■ **Exercise prompt**: Return all the entries. Match them word for word.

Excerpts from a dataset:
◆ ◆ ◆

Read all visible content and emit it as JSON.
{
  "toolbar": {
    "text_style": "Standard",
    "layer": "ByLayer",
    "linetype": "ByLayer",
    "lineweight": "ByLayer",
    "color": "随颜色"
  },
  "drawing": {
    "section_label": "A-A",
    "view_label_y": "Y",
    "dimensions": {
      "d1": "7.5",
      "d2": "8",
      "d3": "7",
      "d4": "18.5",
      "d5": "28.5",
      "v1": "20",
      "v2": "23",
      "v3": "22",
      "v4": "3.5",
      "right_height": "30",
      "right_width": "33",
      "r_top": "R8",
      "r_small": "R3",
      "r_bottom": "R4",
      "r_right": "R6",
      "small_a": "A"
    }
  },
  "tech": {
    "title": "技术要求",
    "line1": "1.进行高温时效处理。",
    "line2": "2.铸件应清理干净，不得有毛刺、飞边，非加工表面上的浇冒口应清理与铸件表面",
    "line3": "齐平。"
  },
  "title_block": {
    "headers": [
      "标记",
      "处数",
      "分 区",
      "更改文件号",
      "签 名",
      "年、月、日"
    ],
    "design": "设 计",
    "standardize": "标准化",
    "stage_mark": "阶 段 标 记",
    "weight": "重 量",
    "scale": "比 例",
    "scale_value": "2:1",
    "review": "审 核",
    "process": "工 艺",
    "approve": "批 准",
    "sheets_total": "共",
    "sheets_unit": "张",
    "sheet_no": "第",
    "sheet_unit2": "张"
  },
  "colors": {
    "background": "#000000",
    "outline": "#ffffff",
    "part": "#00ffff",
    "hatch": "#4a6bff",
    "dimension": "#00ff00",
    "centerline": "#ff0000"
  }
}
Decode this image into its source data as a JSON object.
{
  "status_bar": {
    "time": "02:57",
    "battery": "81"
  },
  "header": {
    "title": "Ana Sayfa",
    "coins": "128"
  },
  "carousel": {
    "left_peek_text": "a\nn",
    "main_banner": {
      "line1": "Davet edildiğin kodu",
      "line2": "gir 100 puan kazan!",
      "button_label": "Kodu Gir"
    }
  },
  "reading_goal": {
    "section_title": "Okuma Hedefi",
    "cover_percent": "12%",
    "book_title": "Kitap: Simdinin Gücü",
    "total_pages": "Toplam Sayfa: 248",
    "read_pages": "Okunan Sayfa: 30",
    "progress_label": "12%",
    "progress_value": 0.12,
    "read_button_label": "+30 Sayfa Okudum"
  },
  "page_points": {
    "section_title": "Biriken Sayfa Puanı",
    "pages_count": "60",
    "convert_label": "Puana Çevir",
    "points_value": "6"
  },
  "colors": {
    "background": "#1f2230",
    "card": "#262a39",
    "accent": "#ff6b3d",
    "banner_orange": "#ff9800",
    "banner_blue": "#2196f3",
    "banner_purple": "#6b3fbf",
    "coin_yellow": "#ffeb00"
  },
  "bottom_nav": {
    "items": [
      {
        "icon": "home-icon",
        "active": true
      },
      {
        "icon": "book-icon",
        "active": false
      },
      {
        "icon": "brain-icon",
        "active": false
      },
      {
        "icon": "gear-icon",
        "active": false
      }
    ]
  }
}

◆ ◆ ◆

■ **Answer space**:
Read all visible content and emit it as JSON.
{
  "toolbar": {
    "text_style": "Standard",
    "layer": "ByLayer",
    "linetype": "ByLayer",
    "lineweight": "ByLayer",
    "color": "随颜色"
  },
  "drawing": {
    "section_label": "A-A",
    "view_label_y": "Y",
    "dimensions": {
      "d1": "7.5",
      "d2": "8",
      "d3": "7",
      "d4": "18.5",
      "d5": "28.5",
      "v1": "20",
      "v2": "23",
      "v3": "22",
      "v4": "3.5",
      "right_height": "30",
      "right_width": "33",
      "r_top": "R8",
      "r_small": "R3",
      "r_bottom": "R4",
      "r_right": "R6",
      "small_a": "A"
    }
  },
  "tech": {
    "title": "技术要求",
    "line1": "1.进行高温时效处理。",
    "line2": "2.铸件应清理干净，不得有毛刺、飞边，非加工表面上的浇冒口应清理与铸件表面",
    "line3": "齐平。"
  },
  "title_block": {
    "headers": [
      "标记",
      "处数",
      "分 区",
      "更改文件号",
      "签 名",
      "年、月、日"
    ],
    "design": "设 计",
    "standardize": "标准化",
    "stage_mark": "阶 段 标 记",
    "weight": "重 量",
    "scale": "比 例",
    "scale_value": "2:1",
    "review": "审 核",
    "process": "工 艺",
    "approve": "批 准",
    "sheets_total": "共",
    "sheets_unit": "张",
    "sheet_no": "第",
    "sheet_unit2": "张"
  },
  "colors": {
    "background": "#000000",
    "outline": "#ffffff",
    "part": "#00ffff",
    "hatch": "#4a6bff",
    "dimension": "#00ff00",
    "centerline": "#ff0000"
  }
}
Decode this image into its source data as a JSON object.
{
  "status_bar": {
    "time": "02:57",
    "battery": "81"
  },
  "header": {
    "title": "Ana Sayfa",
    "coins": "128"
  },
  "carousel": {
    "left_peek_text": "a\nn",
    "main_banner": {
      "line1": "Davet edildiğin kodu",
      "line2": "gir 100 puan kazan!",
      "button_label": "Kodu Gir"
    }
  },
  "reading_goal": {
    "section_title": "Okuma Hedefi",
    "cover_percent": "12%",
    "book_title": "Kitap: Simdinin Gücü",
    "total_pages": "Toplam Sayfa: 248",
    "read_pages": "Okunan Sayfa: 30",
    "progress_label": "12%",
    "progress_value": 0.12,
    "read_button_label": "+30 Sayfa Okudum"
  },
  "page_points": {
    "section_title": "Biriken Sayfa Puanı",
    "pages_count": "60",
    "convert_label": "Puana Çevir",
    "points_value": "6"
  },
  "colors": {
    "background": "#1f2230",
    "card": "#262a39",
    "accent": "#ff6b3d",
    "banner_orange": "#ff9800",
    "banner_blue": "#2196f3",
    "banner_purple": "#6b3fbf",
    "coin_yellow": "#ffeb00"
  },
  "bottom_nav": {
    "items": [
      {
        "icon": "home-icon",
        "active": true
      },
      {
        "icon": "book-icon",
        "active": false
      },
      {
        "icon": "brain-icon",
        "active": false
      },
      {
        "icon": "gear-icon",
        "active": false
      }
    ]
  }
}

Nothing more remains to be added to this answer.